## Requirement
Examine each line of the data, and copy the ones containing "button".

------ Input material

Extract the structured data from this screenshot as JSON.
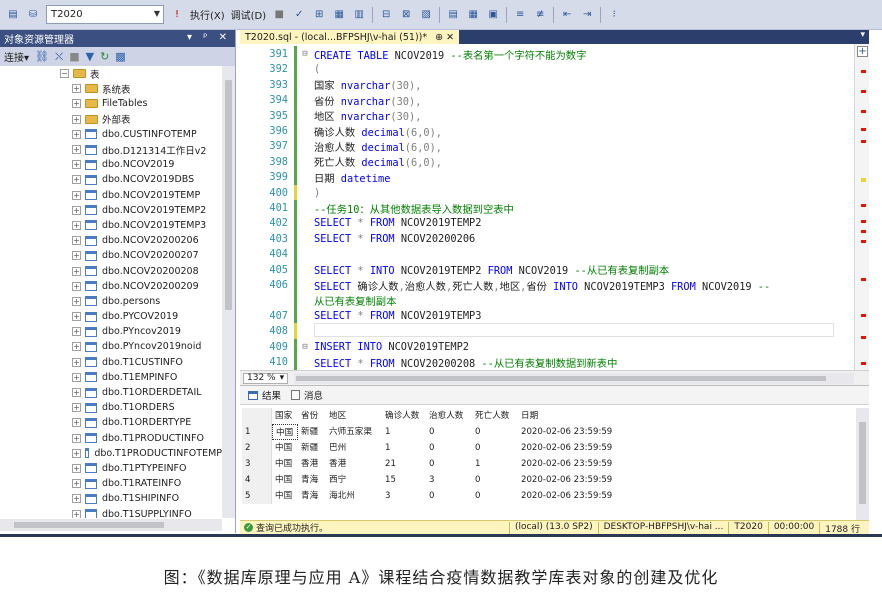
{
  "toolbar": {
    "database": "T2020",
    "execute_label": "执行(X)",
    "debug_label": "调试(D)"
  },
  "explorer": {
    "title": "对象资源管理器",
    "controls": "▾ ᵖ ✕",
    "connect_label": "连接▾",
    "tree": [
      {
        "label": "表",
        "indent": 60,
        "kind": "folder",
        "expand": "−"
      },
      {
        "label": "系统表",
        "indent": 72,
        "kind": "folder",
        "expand": "+"
      },
      {
        "label": "FileTables",
        "indent": 72,
        "kind": "folder",
        "expand": "+"
      },
      {
        "label": "外部表",
        "indent": 72,
        "kind": "folder",
        "expand": "+"
      },
      {
        "label": "dbo.CUSTINFOTEMP",
        "indent": 72,
        "kind": "table",
        "expand": "+"
      },
      {
        "label": "dbo.D121314工作日v2",
        "indent": 72,
        "kind": "table",
        "expand": "+"
      },
      {
        "label": "dbo.NCOV2019",
        "indent": 72,
        "kind": "table",
        "expand": "+"
      },
      {
        "label": "dbo.NCOV2019DBS",
        "indent": 72,
        "kind": "table",
        "expand": "+"
      },
      {
        "label": "dbo.NCOV2019TEMP",
        "indent": 72,
        "kind": "table",
        "expand": "+"
      },
      {
        "label": "dbo.NCOV2019TEMP2",
        "indent": 72,
        "kind": "table",
        "expand": "+"
      },
      {
        "label": "dbo.NCOV2019TEMP3",
        "indent": 72,
        "kind": "table",
        "expand": "+"
      },
      {
        "label": "dbo.NCOV20200206",
        "indent": 72,
        "kind": "table",
        "expand": "+"
      },
      {
        "label": "dbo.NCOV20200207",
        "indent": 72,
        "kind": "table",
        "expand": "+"
      },
      {
        "label": "dbo.NCOV20200208",
        "indent": 72,
        "kind": "table",
        "expand": "+"
      },
      {
        "label": "dbo.NCOV20200209",
        "indent": 72,
        "kind": "table",
        "expand": "+"
      },
      {
        "label": "dbo.persons",
        "indent": 72,
        "kind": "table",
        "expand": "+"
      },
      {
        "label": "dbo.PYCOV2019",
        "indent": 72,
        "kind": "table",
        "expand": "+"
      },
      {
        "label": "dbo.PYncov2019",
        "indent": 72,
        "kind": "table",
        "expand": "+"
      },
      {
        "label": "dbo.PYncov2019noid",
        "indent": 72,
        "kind": "table",
        "expand": "+"
      },
      {
        "label": "dbo.T1CUSTINFO",
        "indent": 72,
        "kind": "table",
        "expand": "+"
      },
      {
        "label": "dbo.T1EMPINFO",
        "indent": 72,
        "kind": "table",
        "expand": "+"
      },
      {
        "label": "dbo.T1ORDERDETAIL",
        "indent": 72,
        "kind": "table",
        "expand": "+"
      },
      {
        "label": "dbo.T1ORDERS",
        "indent": 72,
        "kind": "table",
        "expand": "+"
      },
      {
        "label": "dbo.T1ORDERTYPE",
        "indent": 72,
        "kind": "table",
        "expand": "+"
      },
      {
        "label": "dbo.T1PRODUCTINFO",
        "indent": 72,
        "kind": "table",
        "expand": "+"
      },
      {
        "label": "dbo.T1PRODUCTINFOTEMP",
        "indent": 72,
        "kind": "table",
        "expand": "+"
      },
      {
        "label": "dbo.T1PTYPEINFO",
        "indent": 72,
        "kind": "table",
        "expand": "+"
      },
      {
        "label": "dbo.T1RATEINFO",
        "indent": 72,
        "kind": "table",
        "expand": "+"
      },
      {
        "label": "dbo.T1SHIPINFO",
        "indent": 72,
        "kind": "table",
        "expand": "+"
      },
      {
        "label": "dbo.T1SUPPLYINFO",
        "indent": 72,
        "kind": "table",
        "expand": "+"
      }
    ]
  },
  "editor": {
    "tab_title": "T2020.sql - (local...BFPSHJ\\v-hai (51))*",
    "tab_pin": "⊕ ✕",
    "zoom": "132 %",
    "lines": [
      {
        "n": "391",
        "fold": "⊟",
        "bar": "green",
        "html": "<span class='kw'>CREATE TABLE</span> <span class='sq'>NCOV2019</span>  <span class='cm'>--表名第一个字符不能为数字</span>"
      },
      {
        "n": "392",
        "fold": "",
        "bar": "green",
        "html": "<span class='gr'>(</span>"
      },
      {
        "n": "393",
        "fold": "",
        "bar": "green",
        "html": "    国家 <span class='tp'>nvarchar</span><span class='gr'>(30),</span>"
      },
      {
        "n": "394",
        "fold": "",
        "bar": "green",
        "html": "    省份 <span class='tp'>nvarchar</span><span class='gr'>(30),</span>"
      },
      {
        "n": "395",
        "fold": "",
        "bar": "green",
        "html": "    地区 <span class='tp'>nvarchar</span><span class='gr'>(30),</span>"
      },
      {
        "n": "396",
        "fold": "",
        "bar": "green",
        "html": "    确诊人数 <span class='tp'>decimal</span><span class='gr'>(6,0),</span>"
      },
      {
        "n": "397",
        "fold": "",
        "bar": "green",
        "html": "    治愈人数 <span class='tp'>decimal</span><span class='gr'>(6,0),</span>"
      },
      {
        "n": "398",
        "fold": "",
        "bar": "green",
        "html": "    死亡人数 <span class='tp'>decimal</span><span class='gr'>(6,0),</span>"
      },
      {
        "n": "399",
        "fold": "",
        "bar": "green",
        "html": "    日期 <span class='tp'>datetime</span>"
      },
      {
        "n": "400",
        "fold": "",
        "bar": "yellow",
        "html": "<span class='gr'>)</span>"
      },
      {
        "n": "401",
        "fold": "",
        "bar": "green",
        "html": "<span class='cm'>--任务10：从其他数据表导入数据到空表中</span>"
      },
      {
        "n": "402",
        "fold": "",
        "bar": "green",
        "html": "<span class='kw'>SELECT</span> <span class='gr'>*</span> <span class='kw'>FROM</span> NCOV2019TEMP2"
      },
      {
        "n": "403",
        "fold": "",
        "bar": "green",
        "html": "<span class='kw'>SELECT</span> <span class='gr'>*</span> <span class='kw'>FROM</span> NCOV20200206"
      },
      {
        "n": "404",
        "fold": "",
        "bar": "green",
        "html": ""
      },
      {
        "n": "405",
        "fold": "",
        "bar": "green",
        "html": "<span class='kw'>SELECT</span> <span class='gr'>*</span> <span class='kw'>INTO</span> NCOV2019TEMP2 <span class='kw'>FROM</span> NCOV2019   <span class='cm'>--从已有表复制副本</span>"
      },
      {
        "n": "406",
        "fold": "",
        "bar": "green",
        "html": "<span class='kw'>SELECT</span> 确诊人数<span class='gr'>,</span>治愈人数<span class='gr'>,</span>死亡人数<span class='gr'>,</span>地区<span class='gr'>,</span>省份 <span class='kw'>INTO</span> NCOV2019TEMP3 <span class='kw'>FROM</span> NCOV2019   <span class='cm'>--</span>"
      },
      {
        "n": "",
        "fold": "",
        "bar": "green",
        "html": "  <span class='cm'>从已有表复制副本</span>"
      },
      {
        "n": "407",
        "fold": "",
        "bar": "green",
        "html": "<span class='kw'>SELECT</span> <span class='gr'>*</span> <span class='kw'>FROM</span> NCOV2019TEMP3"
      },
      {
        "n": "408",
        "fold": "",
        "bar": "yellow",
        "html": "<span class='cur'></span>"
      },
      {
        "n": "409",
        "fold": "⊟",
        "bar": "green",
        "html": "<span class='kw'>INSERT INTO</span>  NCOV2019TEMP2"
      },
      {
        "n": "410",
        "fold": "",
        "bar": "green",
        "html": "<span class='kw'>SELECT</span> <span class='gr'>*</span>  <span class='kw'>FROM</span> NCOV20200208   <span class='cm'>--从已有表复制数据到新表中</span>"
      }
    ]
  },
  "results": {
    "tab_results": "结果",
    "tab_messages": "消息",
    "columns": [
      "国家",
      "省份",
      "地区",
      "确诊人数",
      "治愈人数",
      "死亡人数",
      "日期"
    ],
    "rows": [
      [
        "1",
        "中国",
        "新疆",
        "六师五家渠",
        "1",
        "0",
        "0",
        "2020-02-06 23:59:59"
      ],
      [
        "2",
        "中国",
        "新疆",
        "巴州",
        "1",
        "0",
        "0",
        "2020-02-06 23:59:59"
      ],
      [
        "3",
        "中国",
        "香港",
        "香港",
        "21",
        "0",
        "1",
        "2020-02-06 23:59:59"
      ],
      [
        "4",
        "中国",
        "青海",
        "西宁",
        "15",
        "3",
        "0",
        "2020-02-06 23:59:59"
      ],
      [
        "5",
        "中国",
        "青海",
        "海北州",
        "3",
        "0",
        "0",
        "2020-02-06 23:59:59"
      ]
    ]
  },
  "status": {
    "message": "查询已成功执行。",
    "server": "(local) (13.0 SP2)",
    "machine": "DESKTOP-HBFPSHJ\\v-hai ...",
    "database": "T2020",
    "elapsed": "00:00:00",
    "rows": "1788 行"
  },
  "caption": "图：《数据库原理与应用 A》课程结合疫情数据教学库表对象的创建及优化",
  "colors": {
    "title_bar": "#3b4f81",
    "tab_active": "#fdf4bf",
    "keyword": "#0000ff",
    "comment": "#008000",
    "line_number": "#2b91af",
    "error_mark": "#e51400"
  }
}
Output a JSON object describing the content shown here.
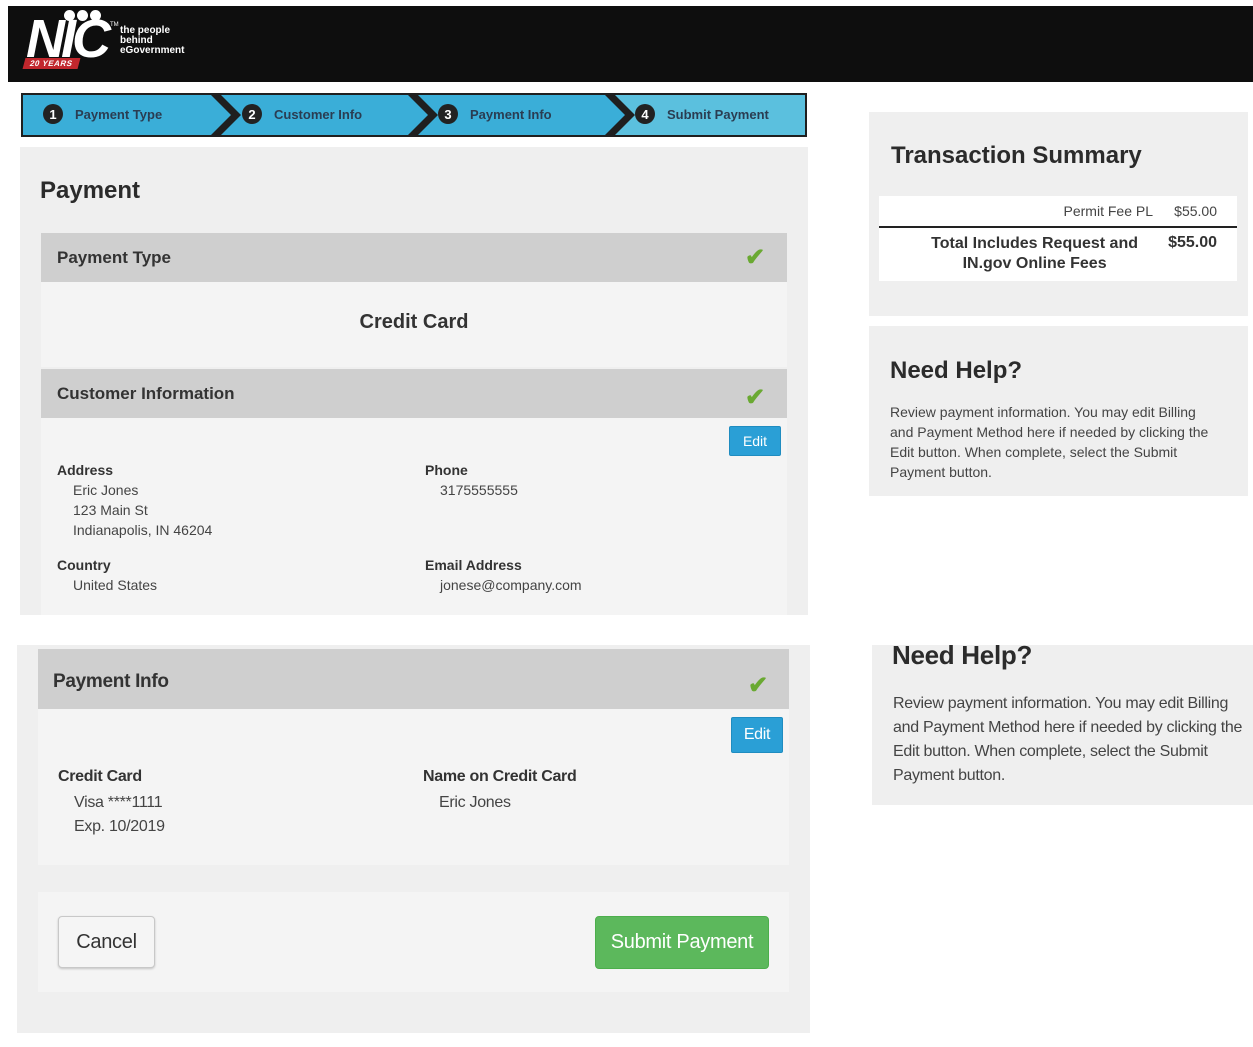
{
  "header": {
    "logo_text": "NIC",
    "tagline_1": "the people",
    "tagline_2": "behind",
    "tagline_3": "eGovernment",
    "years_badge": "20 YEARS"
  },
  "steps": [
    {
      "num": "1",
      "label": "Payment Type"
    },
    {
      "num": "2",
      "label": "Customer Info"
    },
    {
      "num": "3",
      "label": "Payment Info"
    },
    {
      "num": "4",
      "label": "Submit Payment"
    }
  ],
  "colors": {
    "step_fill": "#3aaed8",
    "step_active": "#5bc0de",
    "check": "#6aa932",
    "edit": "#2a9fd6",
    "submit": "#5cb85c"
  },
  "payment": {
    "title": "Payment",
    "payment_type": {
      "title": "Payment Type",
      "value": "Credit Card"
    },
    "customer_info": {
      "title": "Customer Information",
      "edit_label": "Edit",
      "address_label": "Address",
      "address_lines": [
        "Eric Jones",
        "123 Main St",
        "Indianapolis, IN 46204"
      ],
      "phone_label": "Phone",
      "phone": "3175555555",
      "country_label": "Country",
      "country": "United States",
      "email_label": "Email Address",
      "email": "jonese@company.com"
    }
  },
  "summary": {
    "title": "Transaction Summary",
    "item_label": "Permit Fee PL",
    "item_amount": "$55.00",
    "total_label_1": "Total Includes Request and",
    "total_label_2": "IN.gov Online Fees",
    "total_amount": "$55.00"
  },
  "help": {
    "title": "Need Help?",
    "lines": [
      "Review payment information. You may edit Billing",
      "and Payment Method here if needed by clicking the",
      "Edit button. When complete, select the Submit",
      "Payment button."
    ]
  },
  "payment_info": {
    "title": "Payment Info",
    "edit_label": "Edit",
    "card_label": "Credit Card",
    "card_number": "Visa ****1111",
    "card_exp": "Exp. 10/2019",
    "name_label": "Name on Credit Card",
    "name": "Eric Jones"
  },
  "actions": {
    "cancel_label": "Cancel",
    "submit_label": "Submit Payment"
  }
}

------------

## Solution for this problem
      "Edit button. When complete, select the Submit",
      "Payment button."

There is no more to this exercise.